Your instructions - The answer must be one number: how many lines in the data below include the string "value".

App and web page records -

○ ○ ○ ○ ○

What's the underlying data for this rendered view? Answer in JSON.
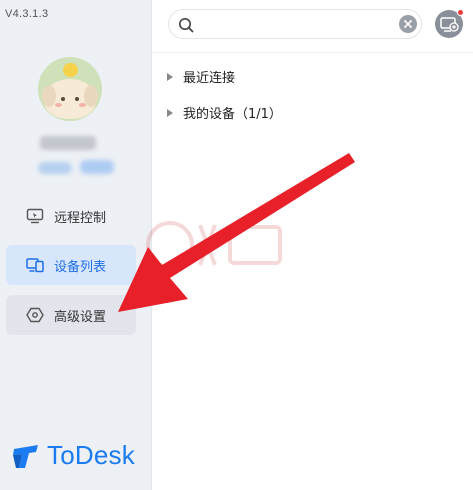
{
  "app": {
    "version": "V4.3.1.3",
    "brand_name": "ToDesk",
    "brand_color": "#1a7cf0"
  },
  "sidebar": {
    "items": [
      {
        "label": "远程控制",
        "icon": "remote-control-icon",
        "active": false
      },
      {
        "label": "设备列表",
        "icon": "device-list-icon",
        "active": true
      },
      {
        "label": "高级设置",
        "icon": "hexagon-settings-icon",
        "active": false
      }
    ]
  },
  "search": {
    "value": "",
    "placeholder": ""
  },
  "device_tree": {
    "groups": [
      {
        "label": "最近连接"
      },
      {
        "label": "我的设备（1/1）"
      }
    ]
  },
  "colors": {
    "accent": "#1e6fe8",
    "active_bg": "#d7e6fb",
    "annotation_arrow": "#e8202a",
    "notification_dot": "#f03b3b"
  }
}
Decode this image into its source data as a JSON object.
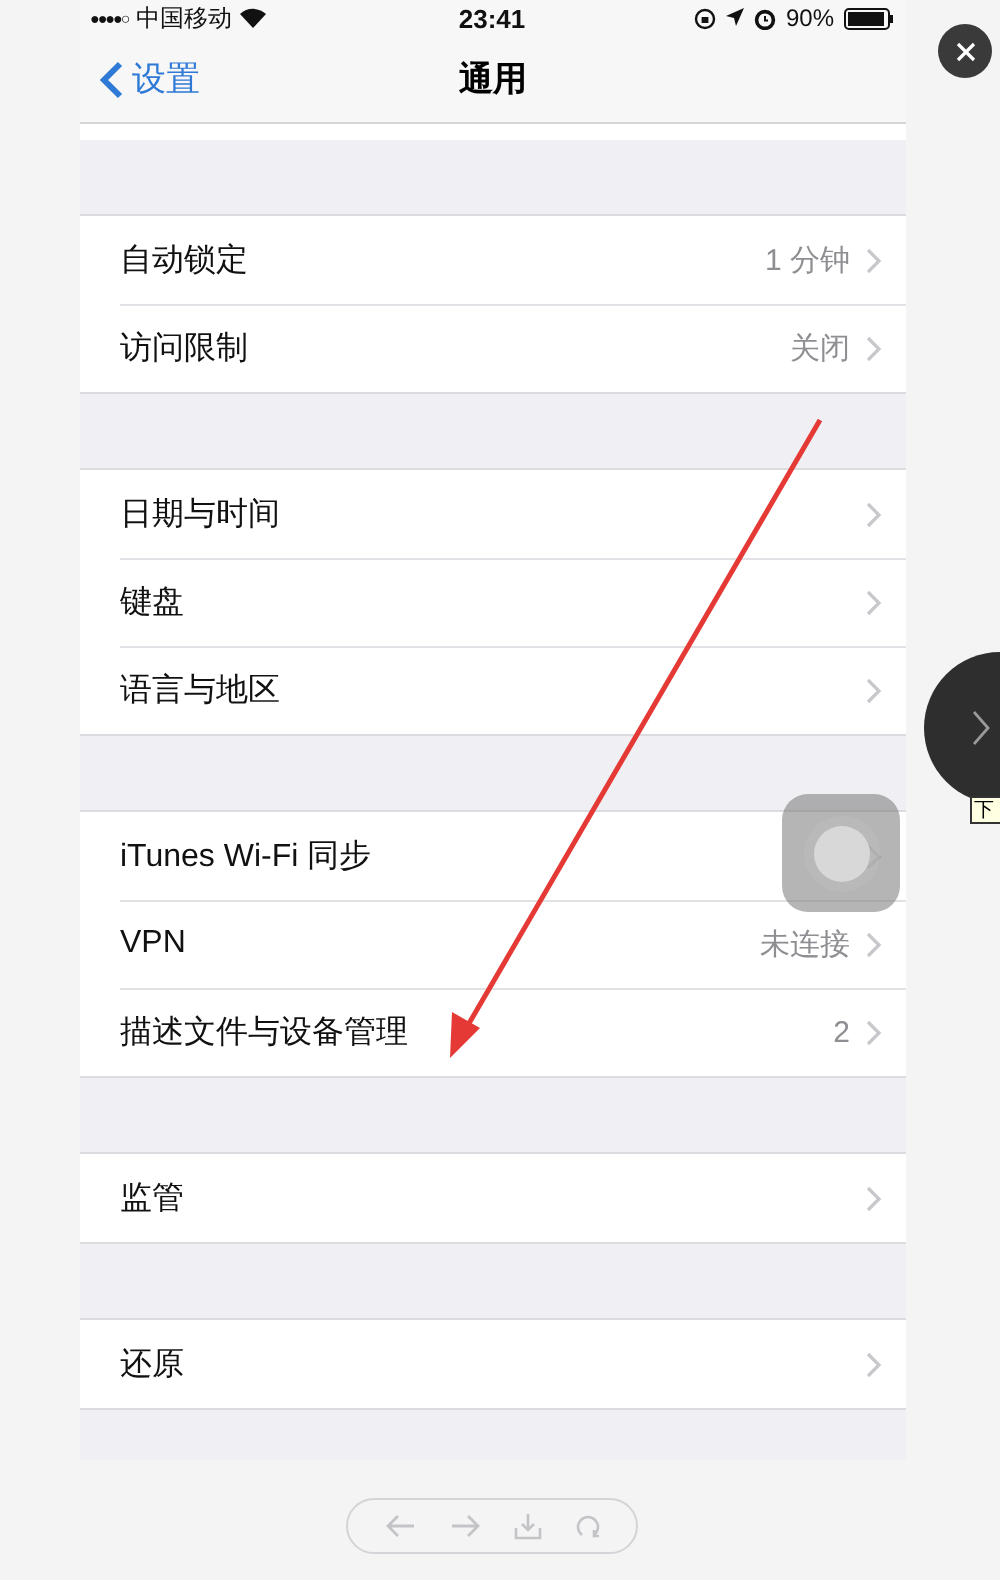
{
  "status_bar": {
    "signal": "●●●●○",
    "carrier": "中国移动",
    "time": "23:41",
    "battery": "90%"
  },
  "nav": {
    "back": "设置",
    "title": "通用"
  },
  "groups": [
    {
      "rows": [
        {
          "label": "自动锁定",
          "value": "1 分钟"
        },
        {
          "label": "访问限制",
          "value": "关闭"
        }
      ]
    },
    {
      "rows": [
        {
          "label": "日期与时间"
        },
        {
          "label": "键盘"
        },
        {
          "label": "语言与地区"
        }
      ]
    },
    {
      "rows": [
        {
          "label": "iTunes Wi-Fi 同步"
        },
        {
          "label": "VPN",
          "value": "未连接"
        },
        {
          "label": "描述文件与设备管理",
          "value": "2"
        }
      ]
    },
    {
      "rows": [
        {
          "label": "监管"
        }
      ]
    },
    {
      "rows": [
        {
          "label": "还原"
        }
      ]
    }
  ],
  "viewer": {
    "next_tooltip": "下"
  }
}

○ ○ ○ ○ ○

Solution to this problem - 5